> **Activity**
Pull each line containing "optional" out of the data and copy it.

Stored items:
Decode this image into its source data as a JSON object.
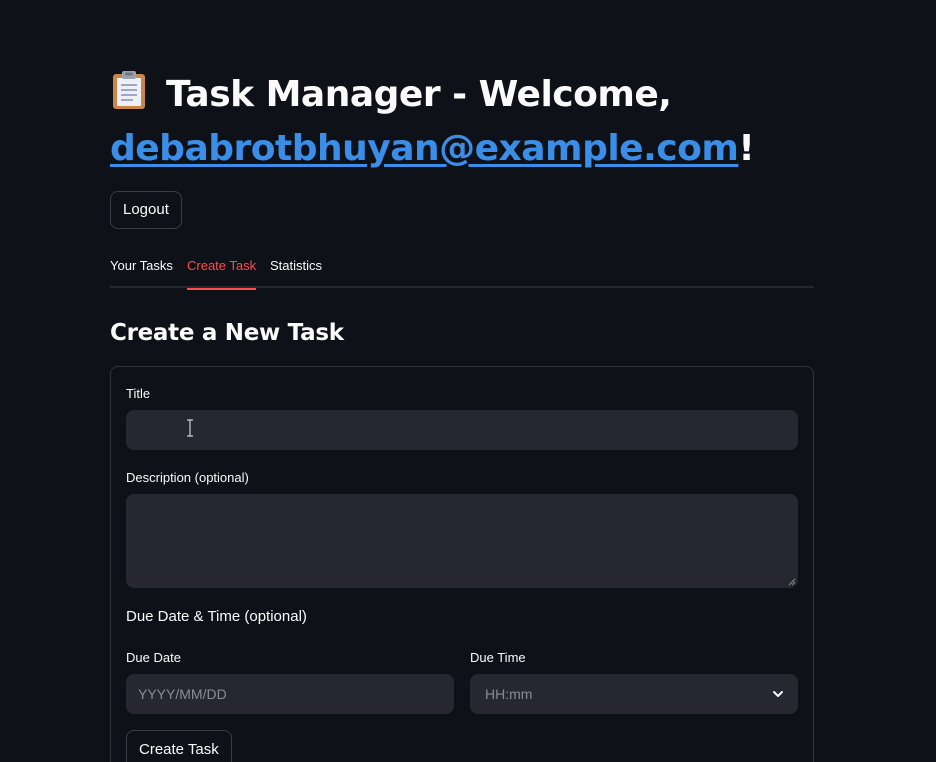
{
  "header": {
    "title_prefix": "Task Manager - Welcome, ",
    "user_email": "debabrotbhuyan@example.com",
    "title_suffix": "!",
    "emoji_icon": "clipboard-icon"
  },
  "actions": {
    "logout_label": "Logout"
  },
  "tabs": [
    {
      "label": "Your Tasks",
      "active": false
    },
    {
      "label": "Create Task",
      "active": true
    },
    {
      "label": "Statistics",
      "active": false
    }
  ],
  "create_task": {
    "heading": "Create a New Task",
    "title_label": "Title",
    "title_value": "",
    "description_label": "Description (optional)",
    "description_value": "",
    "due_section_label": "Due Date & Time (optional)",
    "due_date_label": "Due Date",
    "due_date_placeholder": "YYYY/MM/DD",
    "due_time_label": "Due Time",
    "due_time_placeholder": "HH:mm",
    "submit_label": "Create Task"
  },
  "colors": {
    "background": "#0e1117",
    "accent": "#ff4b4b",
    "link": "#3b8ee8",
    "input_bg": "#262730"
  }
}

> **Answer section**
    "description_label": "Description (optional)",
    "due_section_label": "Due Date & Time (optional)",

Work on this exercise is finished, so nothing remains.